Even after discounting for the degree of difficulty involved in deep water drilling, and knowing that accidents – even terrible accidents – will happen, we remain flabbergasted that a major corporation could be so woefully unprepared for the worst-case scenario.
From the saturation coverage we found two articles worth highlighting that offer salient advice to the leaders of our own portfolio companies and all entrepreneurs regarding risk management and the dangers of success.
Professor Michael Roberto, author of Know What You Don’t Know, offers seven potential causes of the Deepwater Horizon disaster based on his research into catastrophic failures. (You can find his book in the Library at St. Pete.) Two of them speak directly to (not) preparing for worst-case scenarios:
- Organizations often overestimate how well the human and system redundancies they have in place will protect them from catastrophe.
- People often underestimate the probability of what they perceive to be extremely low probability events.
Robert J. Samuelson echoes Professor Roberto in Duped by Success, from the June 7 Washington Post:
The post-crisis investigations will presumably fill out the story. [The precise details of the cause(s) of the failure. – ed] But they may miss the larger question of why.
No one has yet suggested that the blowout reflected a previously unknown geological phenomenon — something in the oil formation — or a quirk of technology that no one could have anticipated.

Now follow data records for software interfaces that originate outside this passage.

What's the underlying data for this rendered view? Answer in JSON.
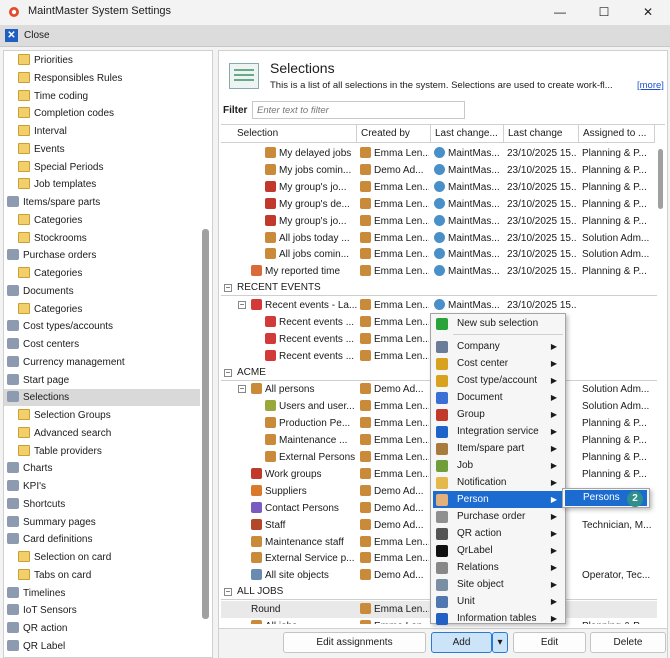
{
  "window": {
    "title": "MaintMaster System Settings",
    "minimize_glyph": "—",
    "maximize_glyph": "☐",
    "close_glyph": "✕",
    "app_icon": "gear-app-icon"
  },
  "closebar": {
    "label": "Close",
    "icon": "close-icon"
  },
  "tree": {
    "items": [
      {
        "label": "Priorities",
        "indent": 1,
        "icon": "folder-icon"
      },
      {
        "label": "Responsibles Rules",
        "indent": 1,
        "icon": "folder-icon"
      },
      {
        "label": "Time coding",
        "indent": 1,
        "icon": "folder-icon"
      },
      {
        "label": "Completion codes",
        "indent": 1,
        "icon": "folder-icon"
      },
      {
        "label": "Interval",
        "indent": 1,
        "icon": "folder-icon"
      },
      {
        "label": "Events",
        "indent": 1,
        "icon": "folder-icon"
      },
      {
        "label": "Special Periods",
        "indent": 1,
        "icon": "folder-icon"
      },
      {
        "label": "Job templates",
        "indent": 1,
        "icon": "folder-icon"
      },
      {
        "label": "Items/spare parts",
        "indent": 0,
        "icon": "spare-parts-icon"
      },
      {
        "label": "Categories",
        "indent": 1,
        "icon": "folder-icon"
      },
      {
        "label": "Stockrooms",
        "indent": 1,
        "icon": "folder-icon"
      },
      {
        "label": "Purchase orders",
        "indent": 0,
        "icon": "purchase-order-icon"
      },
      {
        "label": "Categories",
        "indent": 1,
        "icon": "folder-icon"
      },
      {
        "label": "Documents",
        "indent": 0,
        "icon": "documents-icon"
      },
      {
        "label": "Categories",
        "indent": 1,
        "icon": "folder-icon"
      },
      {
        "label": "Cost types/accounts",
        "indent": 0,
        "icon": "cost-types-icon"
      },
      {
        "label": "Cost centers",
        "indent": 0,
        "icon": "cost-centers-icon"
      },
      {
        "label": "Currency management",
        "indent": 0,
        "icon": "currency-icon"
      },
      {
        "label": "Start page",
        "indent": 0,
        "icon": "start-page-icon"
      },
      {
        "label": "Selections",
        "indent": 0,
        "icon": "selections-icon",
        "selected": true
      },
      {
        "label": "Selection Groups",
        "indent": 1,
        "icon": "folder-icon"
      },
      {
        "label": "Advanced search",
        "indent": 1,
        "icon": "folder-icon"
      },
      {
        "label": "Table providers",
        "indent": 1,
        "icon": "folder-icon"
      },
      {
        "label": "Charts",
        "indent": 0,
        "icon": "charts-icon"
      },
      {
        "label": "KPI's",
        "indent": 0,
        "icon": "kpi-icon"
      },
      {
        "label": "Shortcuts",
        "indent": 0,
        "icon": "shortcuts-icon"
      },
      {
        "label": "Summary pages",
        "indent": 0,
        "icon": "summary-pages-icon"
      },
      {
        "label": "Card definitions",
        "indent": 0,
        "icon": "card-definitions-icon"
      },
      {
        "label": "Selection on card",
        "indent": 1,
        "icon": "folder-icon"
      },
      {
        "label": "Tabs on card",
        "indent": 1,
        "icon": "folder-icon"
      },
      {
        "label": "Timelines",
        "indent": 0,
        "icon": "timelines-icon"
      },
      {
        "label": "IoT Sensors",
        "indent": 0,
        "icon": "iot-sensors-icon"
      },
      {
        "label": "QR action",
        "indent": 0,
        "icon": "qr-action-icon"
      },
      {
        "label": "QR Label",
        "indent": 0,
        "icon": "qr-label-icon"
      }
    ]
  },
  "header": {
    "title": "Selections",
    "description": "This is a list of all selections in the system. Selections are used to create work-fl...",
    "more_link": "[more]",
    "icon": "selections-list-icon"
  },
  "filter": {
    "label": "Filter",
    "placeholder": "Enter text to filter"
  },
  "grid": {
    "columns": [
      "Selection",
      "Created by",
      "Last change...",
      "Last change",
      "Assigned to ..."
    ],
    "rows": [
      {
        "type": "row",
        "indent": 2,
        "icon": "person-icon",
        "cells": [
          "My delayed jobs",
          "Emma Len...",
          "MaintMas...",
          "23/10/2025 15...",
          "Planning & P..."
        ]
      },
      {
        "type": "row",
        "indent": 2,
        "icon": "person-icon",
        "cells": [
          "My jobs comin...",
          "Demo Ad...",
          "MaintMas...",
          "23/10/2025 15...",
          "Planning & P..."
        ]
      },
      {
        "type": "row",
        "indent": 2,
        "icon": "group-icon",
        "cells": [
          "My group's jo...",
          "Emma Len...",
          "MaintMas...",
          "23/10/2025 15...",
          "Planning & P..."
        ]
      },
      {
        "type": "row",
        "indent": 2,
        "icon": "group-icon",
        "cells": [
          "My group's de...",
          "Emma Len...",
          "MaintMas...",
          "23/10/2025 15...",
          "Planning & P..."
        ]
      },
      {
        "type": "row",
        "indent": 2,
        "icon": "group-icon",
        "cells": [
          "My group's jo...",
          "Emma Len...",
          "MaintMas...",
          "23/10/2025 15...",
          "Planning & P..."
        ]
      },
      {
        "type": "row",
        "indent": 2,
        "icon": "person-icon",
        "cells": [
          "All jobs today ...",
          "Emma Len...",
          "MaintMas...",
          "23/10/2025 15...",
          "Solution Adm..."
        ]
      },
      {
        "type": "row",
        "indent": 2,
        "icon": "person-icon",
        "cells": [
          "All jobs comin...",
          "Emma Len...",
          "MaintMas...",
          "23/10/2025 15...",
          "Solution Adm..."
        ]
      },
      {
        "type": "row",
        "indent": 1,
        "icon": "reported-icon",
        "cells": [
          "My reported time",
          "Emma Len...",
          "MaintMas...",
          "23/10/2025 15...",
          "Planning & P..."
        ]
      },
      {
        "type": "group",
        "label": "RECENT EVENTS"
      },
      {
        "type": "row",
        "indent": 1,
        "icon": "flag-icon",
        "expander": "−",
        "cells": [
          "Recent events - La...",
          "Emma Len...",
          "MaintMas...",
          "23/10/2025 15...",
          ""
        ]
      },
      {
        "type": "row",
        "indent": 2,
        "icon": "flag-icon",
        "cells": [
          "Recent events ...",
          "Emma Len...",
          "",
          "",
          ""
        ]
      },
      {
        "type": "row",
        "indent": 2,
        "icon": "flag-icon",
        "cells": [
          "Recent events ...",
          "Emma Len...",
          "",
          "",
          ""
        ]
      },
      {
        "type": "row",
        "indent": 2,
        "icon": "flag-icon",
        "cells": [
          "Recent events ...",
          "Emma Len...",
          "",
          "",
          ""
        ]
      },
      {
        "type": "group",
        "label": "ACME"
      },
      {
        "type": "row",
        "indent": 1,
        "icon": "persons-icon",
        "expander": "−",
        "cells": [
          "All persons",
          "Demo Ad...",
          "",
          "",
          "Solution Adm..."
        ]
      },
      {
        "type": "row",
        "indent": 2,
        "icon": "shield-icon",
        "cells": [
          "Users and user...",
          "Emma Len...",
          "",
          "",
          "Solution Adm..."
        ]
      },
      {
        "type": "row",
        "indent": 2,
        "icon": "person-icon",
        "cells": [
          "Production Pe...",
          "Emma Len...",
          "",
          "",
          "Planning & P..."
        ]
      },
      {
        "type": "row",
        "indent": 2,
        "icon": "person-icon",
        "cells": [
          "Maintenance ...",
          "Emma Len...",
          "",
          "",
          "Planning & P..."
        ]
      },
      {
        "type": "row",
        "indent": 2,
        "icon": "person-icon",
        "cells": [
          "External Persons",
          "Emma Len...",
          "",
          "",
          "Planning & P..."
        ]
      },
      {
        "type": "row",
        "indent": 1,
        "icon": "work-group-icon",
        "cells": [
          "Work groups",
          "Emma Len...",
          "",
          "",
          "Planning & P..."
        ]
      },
      {
        "type": "row",
        "indent": 1,
        "icon": "supplier-icon",
        "cells": [
          "Suppliers",
          "Demo Ad...",
          "",
          "",
          ""
        ]
      },
      {
        "type": "row",
        "indent": 1,
        "icon": "contact-icon",
        "cells": [
          "Contact Persons",
          "Demo Ad...",
          "",
          "",
          ""
        ]
      },
      {
        "type": "row",
        "indent": 1,
        "icon": "staff-icon",
        "cells": [
          "Staff",
          "Demo Ad...",
          "",
          "",
          "Technician, M..."
        ]
      },
      {
        "type": "row",
        "indent": 1,
        "icon": "person-icon",
        "cells": [
          "Maintenance staff",
          "Emma Len...",
          "",
          "",
          ""
        ]
      },
      {
        "type": "row",
        "indent": 1,
        "icon": "person-icon",
        "cells": [
          "External Service p...",
          "Emma Len...",
          "",
          "",
          ""
        ]
      },
      {
        "type": "row",
        "indent": 1,
        "icon": "site-icon",
        "cells": [
          "All site objects",
          "Demo Ad...",
          "",
          "",
          "Operator, Tec..."
        ]
      },
      {
        "type": "group",
        "label": "ALL JOBS"
      },
      {
        "type": "row",
        "indent": 1,
        "icon": "",
        "cells": [
          "Round",
          "Emma Len...",
          "",
          "",
          ""
        ]
      },
      {
        "type": "row",
        "indent": 1,
        "icon": "person-icon",
        "cells": [
          "All jobs",
          "Emma Len...",
          "",
          "",
          "Planning & P..."
        ]
      }
    ]
  },
  "buttons": {
    "edit_assignments": "Edit assignments",
    "add": "Add",
    "add_dropdown": "▾",
    "edit": "Edit",
    "delete": "Delete"
  },
  "context_menu": {
    "items": [
      {
        "label": "New sub selection",
        "icon": "plus-icon",
        "arrow": false,
        "color": "#2aa33a"
      },
      {
        "label": "Company",
        "icon": "company-icon",
        "arrow": true,
        "color": "#6b7c99"
      },
      {
        "label": "Cost center",
        "icon": "cost-center-icon",
        "arrow": true,
        "color": "#d9a21e"
      },
      {
        "label": "Cost type/account",
        "icon": "cost-type-icon",
        "arrow": true,
        "color": "#d9a21e"
      },
      {
        "label": "Document",
        "icon": "document-icon",
        "arrow": true,
        "color": "#3b6fd6"
      },
      {
        "label": "Group",
        "icon": "group-icon",
        "arrow": true,
        "color": "#c0392b"
      },
      {
        "label": "Integration service",
        "icon": "integration-icon",
        "arrow": true,
        "color": "#1e63c9"
      },
      {
        "label": "Item/spare part",
        "icon": "item-icon",
        "arrow": true,
        "color": "#a87a3c"
      },
      {
        "label": "Job",
        "icon": "job-icon",
        "arrow": true,
        "color": "#6f9e3a"
      },
      {
        "label": "Notification",
        "icon": "notification-icon",
        "arrow": true,
        "color": "#e5b84a"
      },
      {
        "label": "Person",
        "icon": "person-icon",
        "arrow": true,
        "active": true,
        "color": "#e2b07a"
      },
      {
        "label": "Purchase order",
        "icon": "purchase-order-icon",
        "arrow": true,
        "color": "#8f8f8f"
      },
      {
        "label": "QR action",
        "icon": "qr-action-icon",
        "arrow": true,
        "color": "#555555"
      },
      {
        "label": "QrLabel",
        "icon": "qr-label-icon",
        "arrow": true,
        "color": "#111111"
      },
      {
        "label": "Relations",
        "icon": "relations-icon",
        "arrow": true,
        "color": "#888888"
      },
      {
        "label": "Site object",
        "icon": "site-object-icon",
        "arrow": true,
        "color": "#7a8fa3"
      },
      {
        "label": "Unit",
        "icon": "unit-icon",
        "arrow": true,
        "color": "#4f78b0"
      },
      {
        "label": "Information tables",
        "icon": "information-icon",
        "arrow": true,
        "color": "#2260c4"
      }
    ]
  },
  "submenu": {
    "label": "Persons",
    "badge": "2"
  }
}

Perhaps studies will reveal one or the other. But the prevailing assumption is that this accident was preventable, meaning that human error was responsible. There’s a cycle to our calamities or, at any rate, some of them. Success tends to breed carelessness and complacency. People take more risks because they don’t think they’re taking risks. The regulated and the regulators often react similarly because they’ve shared similar experiences. The financial crisis didn’t occur so much because regulation was absent (many major financial institutions were regulated) but because regulators didn’t grasp the dangers. They, too, were conditioned by belief in the Great Moderation and lower financial volatility.
It is human nature to celebrate success by relaxing. The challenge we face is how to acknowledge this urge without being duped by it.
“Over the 25 year period between 1980 and 2005, without the contribution of start-up firms, net job creation would have been negative.”
This recession, like others, disproportionately affected small businesses. However, the nature of the downturn has been unlike others in ways especially challenging to SMBs:
- The degree to which credit contracted was the highest ever recorded by the NFIB (National Federation of Independent Business). “Corporate bond spreads rose to unprecedented heights during the financial crisis in late 2008, but came down just as quickly as the crisis subsided. For small businesses, dependent on bank lending, the situation has been slower to improve.”
- The downturn struck sectors in which small businesses are extremely vulnerable: construction, real estate services, professional, scientific and technical services, and other services.